[[ Data excerpts open ]]

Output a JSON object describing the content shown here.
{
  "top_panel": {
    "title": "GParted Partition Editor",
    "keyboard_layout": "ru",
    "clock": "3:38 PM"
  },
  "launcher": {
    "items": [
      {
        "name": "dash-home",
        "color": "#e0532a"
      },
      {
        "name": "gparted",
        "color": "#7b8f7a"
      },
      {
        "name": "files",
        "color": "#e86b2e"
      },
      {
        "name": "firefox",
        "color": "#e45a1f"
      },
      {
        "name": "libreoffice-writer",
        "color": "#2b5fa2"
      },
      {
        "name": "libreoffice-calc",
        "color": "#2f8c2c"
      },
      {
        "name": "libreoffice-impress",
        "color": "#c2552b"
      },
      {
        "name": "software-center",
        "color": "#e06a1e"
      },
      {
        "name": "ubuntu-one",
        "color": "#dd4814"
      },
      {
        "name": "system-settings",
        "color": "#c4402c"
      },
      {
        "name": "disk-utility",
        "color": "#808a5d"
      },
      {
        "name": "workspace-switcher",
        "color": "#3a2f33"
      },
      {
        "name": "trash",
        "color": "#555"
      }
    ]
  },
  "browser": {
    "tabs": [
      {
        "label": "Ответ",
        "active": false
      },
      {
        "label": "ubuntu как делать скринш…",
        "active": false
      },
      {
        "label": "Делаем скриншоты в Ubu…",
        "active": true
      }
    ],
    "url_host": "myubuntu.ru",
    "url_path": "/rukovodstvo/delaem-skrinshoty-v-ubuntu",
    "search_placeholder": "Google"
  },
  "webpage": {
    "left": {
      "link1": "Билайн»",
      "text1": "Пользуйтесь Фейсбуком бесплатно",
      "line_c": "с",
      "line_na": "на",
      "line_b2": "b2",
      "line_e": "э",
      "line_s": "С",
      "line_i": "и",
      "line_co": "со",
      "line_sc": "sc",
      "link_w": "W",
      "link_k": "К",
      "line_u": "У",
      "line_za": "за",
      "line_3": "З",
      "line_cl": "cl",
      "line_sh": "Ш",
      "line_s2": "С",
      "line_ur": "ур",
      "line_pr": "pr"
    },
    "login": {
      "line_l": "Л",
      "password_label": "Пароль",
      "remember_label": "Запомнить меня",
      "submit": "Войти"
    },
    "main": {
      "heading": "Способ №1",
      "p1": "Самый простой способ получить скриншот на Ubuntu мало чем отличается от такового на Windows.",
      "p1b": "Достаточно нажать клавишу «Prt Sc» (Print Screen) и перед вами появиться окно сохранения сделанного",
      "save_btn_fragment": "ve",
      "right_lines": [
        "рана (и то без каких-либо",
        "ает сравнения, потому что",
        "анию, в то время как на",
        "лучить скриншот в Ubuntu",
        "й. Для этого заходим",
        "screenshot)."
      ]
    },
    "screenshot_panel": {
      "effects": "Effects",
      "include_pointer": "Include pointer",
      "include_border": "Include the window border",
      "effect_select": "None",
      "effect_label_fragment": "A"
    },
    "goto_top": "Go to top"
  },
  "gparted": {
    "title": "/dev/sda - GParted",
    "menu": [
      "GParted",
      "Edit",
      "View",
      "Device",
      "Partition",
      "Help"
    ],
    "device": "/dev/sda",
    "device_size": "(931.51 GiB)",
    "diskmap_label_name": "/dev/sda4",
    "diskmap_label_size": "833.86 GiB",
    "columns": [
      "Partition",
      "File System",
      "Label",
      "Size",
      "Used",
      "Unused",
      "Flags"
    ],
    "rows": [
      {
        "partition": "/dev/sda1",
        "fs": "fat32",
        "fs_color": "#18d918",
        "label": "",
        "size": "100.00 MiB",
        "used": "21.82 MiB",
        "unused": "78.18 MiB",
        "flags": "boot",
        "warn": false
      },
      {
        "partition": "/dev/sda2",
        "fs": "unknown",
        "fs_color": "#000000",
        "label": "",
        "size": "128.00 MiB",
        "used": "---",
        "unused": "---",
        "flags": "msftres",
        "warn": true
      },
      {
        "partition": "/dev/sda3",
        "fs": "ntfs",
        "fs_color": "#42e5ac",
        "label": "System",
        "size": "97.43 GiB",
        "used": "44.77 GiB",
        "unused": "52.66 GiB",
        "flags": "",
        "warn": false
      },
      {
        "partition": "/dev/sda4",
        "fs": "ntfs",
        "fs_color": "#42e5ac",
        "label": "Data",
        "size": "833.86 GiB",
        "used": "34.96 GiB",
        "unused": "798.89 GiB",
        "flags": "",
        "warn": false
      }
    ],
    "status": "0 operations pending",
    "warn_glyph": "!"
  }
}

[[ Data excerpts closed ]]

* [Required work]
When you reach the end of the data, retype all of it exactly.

* [Response area]
Output a JSON object describing the content shown here.
{
  "top_panel": {
    "title": "GParted Partition Editor",
    "keyboard_layout": "ru",
    "clock": "3:38 PM"
  },
  "launcher": {
    "items": [
      {
        "name": "dash-home",
        "color": "#e0532a"
      },
      {
        "name": "gparted",
        "color": "#7b8f7a"
      },
      {
        "name": "files",
        "color": "#e86b2e"
      },
      {
        "name": "firefox",
        "color": "#e45a1f"
      },
      {
        "name": "libreoffice-writer",
        "color": "#2b5fa2"
      },
      {
        "name": "libreoffice-calc",
        "color": "#2f8c2c"
      },
      {
        "name": "libreoffice-impress",
        "color": "#c2552b"
      },
      {
        "name": "software-center",
        "color": "#e06a1e"
      },
      {
        "name": "ubuntu-one",
        "color": "#dd4814"
      },
      {
        "name": "system-settings",
        "color": "#c4402c"
      },
      {
        "name": "disk-utility",
        "color": "#808a5d"
      },
      {
        "name": "workspace-switcher",
        "color": "#3a2f33"
      },
      {
        "name": "trash",
        "color": "#555"
      }
    ]
  },
  "browser": {
    "tabs": [
      {
        "label": "Ответ",
        "active": false
      },
      {
        "label": "ubuntu как делать скринш…",
        "active": false
      },
      {
        "label": "Делаем скриншоты в Ubu…",
        "active": true
      }
    ],
    "url_host": "myubuntu.ru",
    "url_path": "/rukovodstvo/delaem-skrinshoty-v-ubuntu",
    "search_placeholder": "Google"
  },
  "webpage": {
    "left": {
      "link1": "Билайн»",
      "text1": "Пользуйтесь Фейсбуком бесплатно",
      "line_c": "с",
      "line_na": "на",
      "line_b2": "b2",
      "line_e": "э",
      "line_s": "С",
      "line_i": "и",
      "line_co": "со",
      "line_sc": "sc",
      "link_w": "W",
      "link_k": "К",
      "line_u": "У",
      "line_za": "за",
      "line_3": "З",
      "line_cl": "cl",
      "line_sh": "Ш",
      "line_s2": "С",
      "line_ur": "ур",
      "line_pr": "pr"
    },
    "login": {
      "line_l": "Л",
      "password_label": "Пароль",
      "remember_label": "Запомнить меня",
      "submit": "Войти"
    },
    "main": {
      "heading": "Способ №1",
      "p1": "Самый простой способ получить скриншот на Ubuntu мало чем отличается от такового на Windows.",
      "p1b": "Достаточно нажать клавишу «Prt Sc» (Print Screen) и перед вами появиться окно сохранения сделанного",
      "save_btn_fragment": "ve",
      "right_lines": [
        "рана (и то без каких-либо",
        "ает сравнения, потому что",
        "анию, в то время как на",
        "лучить скриншот в Ubuntu",
        "й. Для этого заходим",
        "screenshot)."
      ]
    },
    "screenshot_panel": {
      "effects": "Effects",
      "include_pointer": "Include pointer",
      "include_border": "Include the window border",
      "effect_select": "None",
      "effect_label_fragment": "A"
    },
    "goto_top": "Go to top"
  },
  "gparted": {
    "title": "/dev/sda - GParted",
    "menu": [
      "GParted",
      "Edit",
      "View",
      "Device",
      "Partition",
      "Help"
    ],
    "device": "/dev/sda",
    "device_size": "(931.51 GiB)",
    "diskmap_label_name": "/dev/sda4",
    "diskmap_label_size": "833.86 GiB",
    "columns": [
      "Partition",
      "File System",
      "Label",
      "Size",
      "Used",
      "Unused",
      "Flags"
    ],
    "rows": [
      {
        "partition": "/dev/sda1",
        "fs": "fat32",
        "fs_color": "#18d918",
        "label": "",
        "size": "100.00 MiB",
        "used": "21.82 MiB",
        "unused": "78.18 MiB",
        "flags": "boot",
        "warn": false
      },
      {
        "partition": "/dev/sda2",
        "fs": "unknown",
        "fs_color": "#000000",
        "label": "",
        "size": "128.00 MiB",
        "used": "---",
        "unused": "---",
        "flags": "msftres",
        "warn": true
      },
      {
        "partition": "/dev/sda3",
        "fs": "ntfs",
        "fs_color": "#42e5ac",
        "label": "System",
        "size": "97.43 GiB",
        "used": "44.77 GiB",
        "unused": "52.66 GiB",
        "flags": "",
        "warn": false
      },
      {
        "partition": "/dev/sda4",
        "fs": "ntfs",
        "fs_color": "#42e5ac",
        "label": "Data",
        "size": "833.86 GiB",
        "used": "34.96 GiB",
        "unused": "798.89 GiB",
        "flags": "",
        "warn": false
      }
    ],
    "status": "0 operations pending",
    "warn_glyph": "!"
  }
}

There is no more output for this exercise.